→ Instructions to follow
Return every line from the records below with the string "JSON".

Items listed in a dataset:
++++++++
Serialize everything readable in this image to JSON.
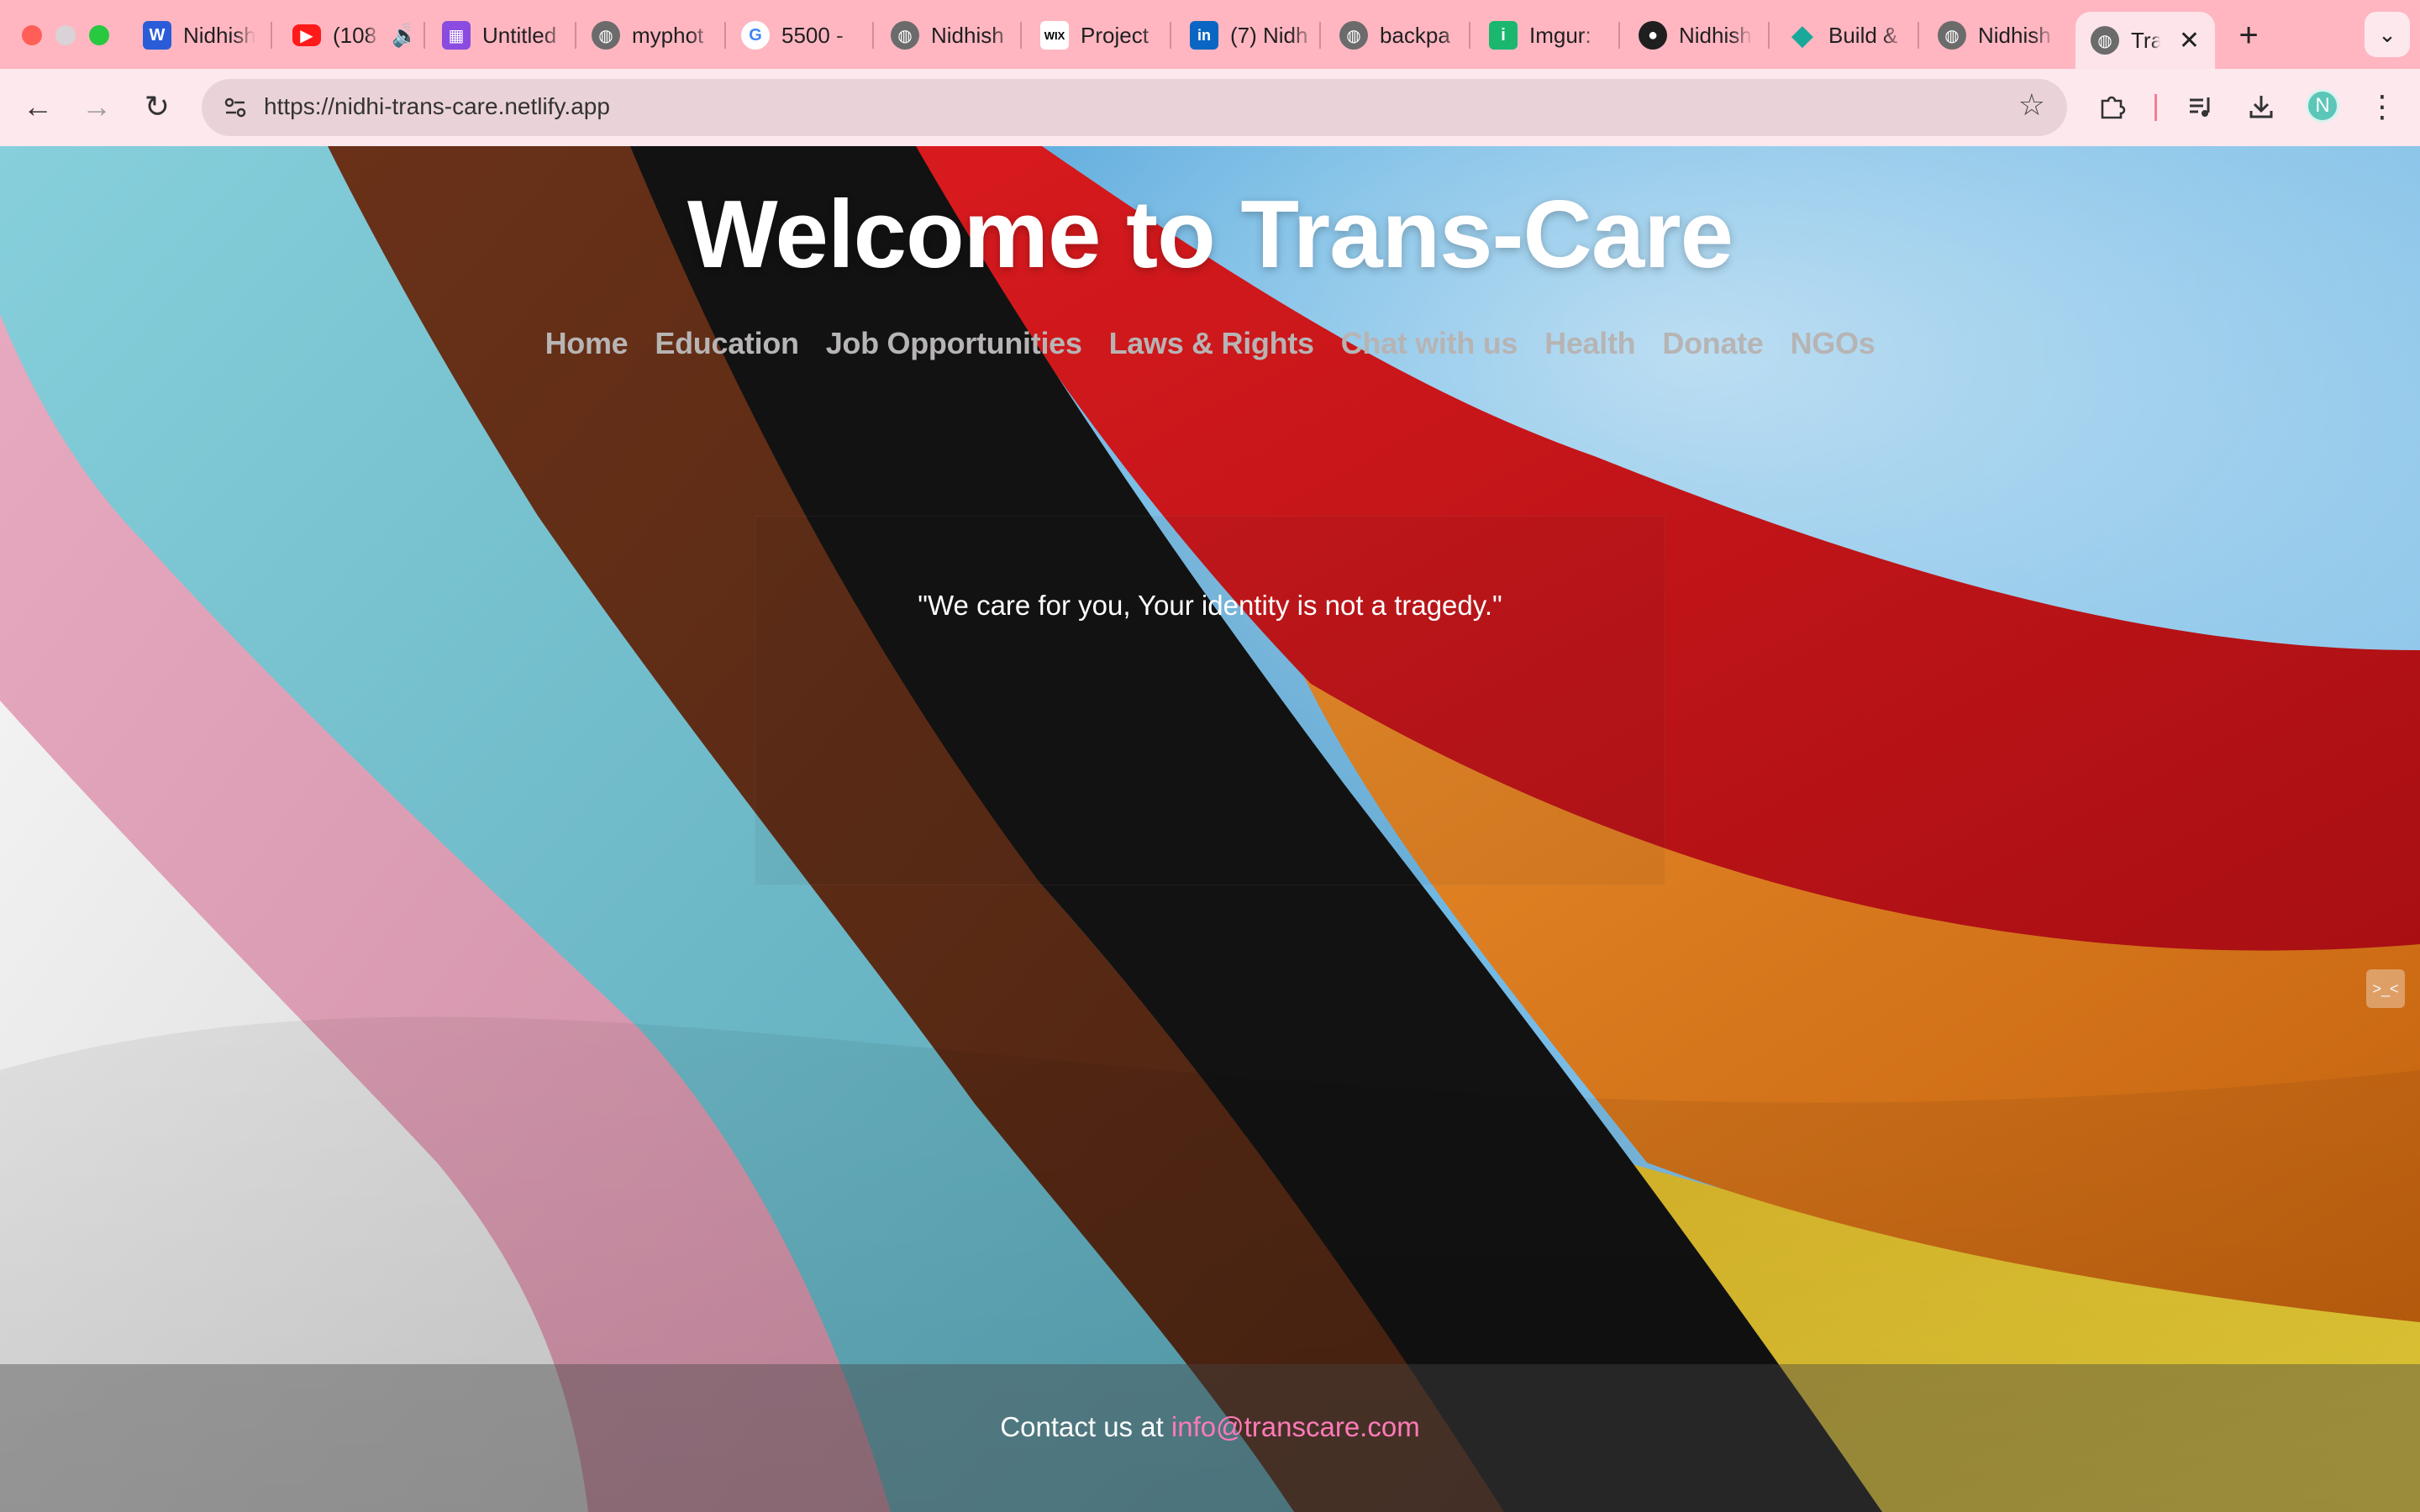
{
  "browser": {
    "tabs": [
      {
        "title": "Nidhish",
        "icon": "word-icon"
      },
      {
        "title": "(108",
        "icon": "youtube-icon"
      },
      {
        "title": "Untitled",
        "icon": "app-icon"
      },
      {
        "title": "myphot",
        "icon": "globe-icon"
      },
      {
        "title": "5500 -",
        "icon": "google-icon"
      },
      {
        "title": "Nidhish",
        "icon": "globe-icon"
      },
      {
        "title": "Project",
        "icon": "wix-icon"
      },
      {
        "title": "(7) Nidh",
        "icon": "linkedin-icon"
      },
      {
        "title": "backpa",
        "icon": "globe-icon"
      },
      {
        "title": "Imgur:",
        "icon": "imgur-icon"
      },
      {
        "title": "Nidhish",
        "icon": "github-icon"
      },
      {
        "title": "Build &",
        "icon": "diamond-icon"
      },
      {
        "title": "Nidhish",
        "icon": "globe-icon"
      }
    ],
    "active_tab": {
      "title": "Tra",
      "icon": "globe-icon"
    },
    "url": "https://nidhi-trans-care.netlify.app",
    "profile_initial": "N",
    "chrome_color": "#ffb6c1"
  },
  "hero": {
    "title": "Welcome to Trans-Care"
  },
  "nav": {
    "items": [
      "Home",
      "Education",
      "Job Opportunities",
      "Laws & Rights",
      "Chat with us",
      "Health",
      "Donate",
      "NGOs"
    ]
  },
  "quote": {
    "text": "\"We care for you, Your identity is not a tragedy.\""
  },
  "footer": {
    "prefix": "Contact us at ",
    "email": "info@transcare.com",
    "link_color": "#ff7ab8"
  },
  "background": {
    "description_colors": [
      "#e6e6e6",
      "#e8a7bd",
      "#7ec9d4",
      "#5a2b17",
      "#111111",
      "#e07a1c",
      "#c8151a",
      "#e6c22e",
      "#4e9ed8"
    ]
  }
}
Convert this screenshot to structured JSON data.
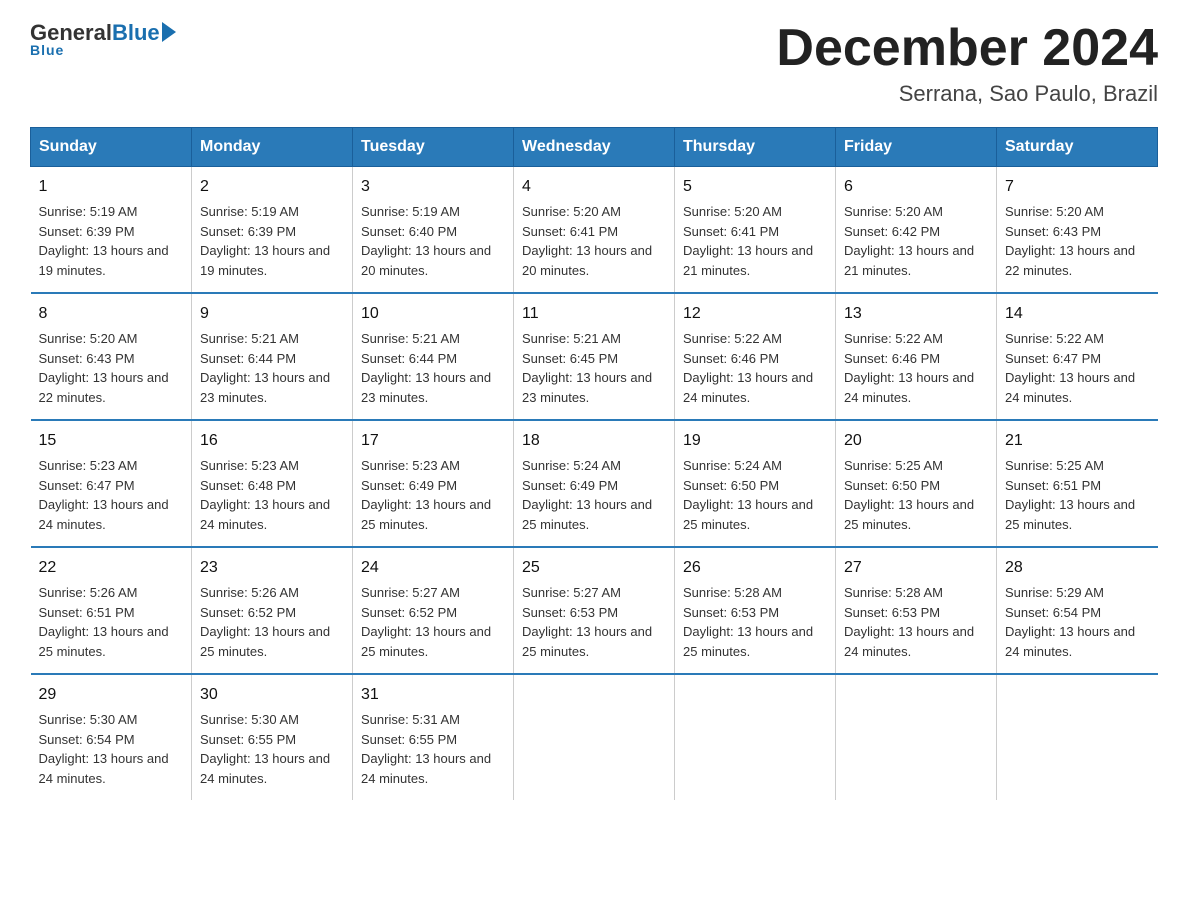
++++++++
→ Written response
Serialize everything readable in this image to JSON.
Convert this screenshot to structured JSON data.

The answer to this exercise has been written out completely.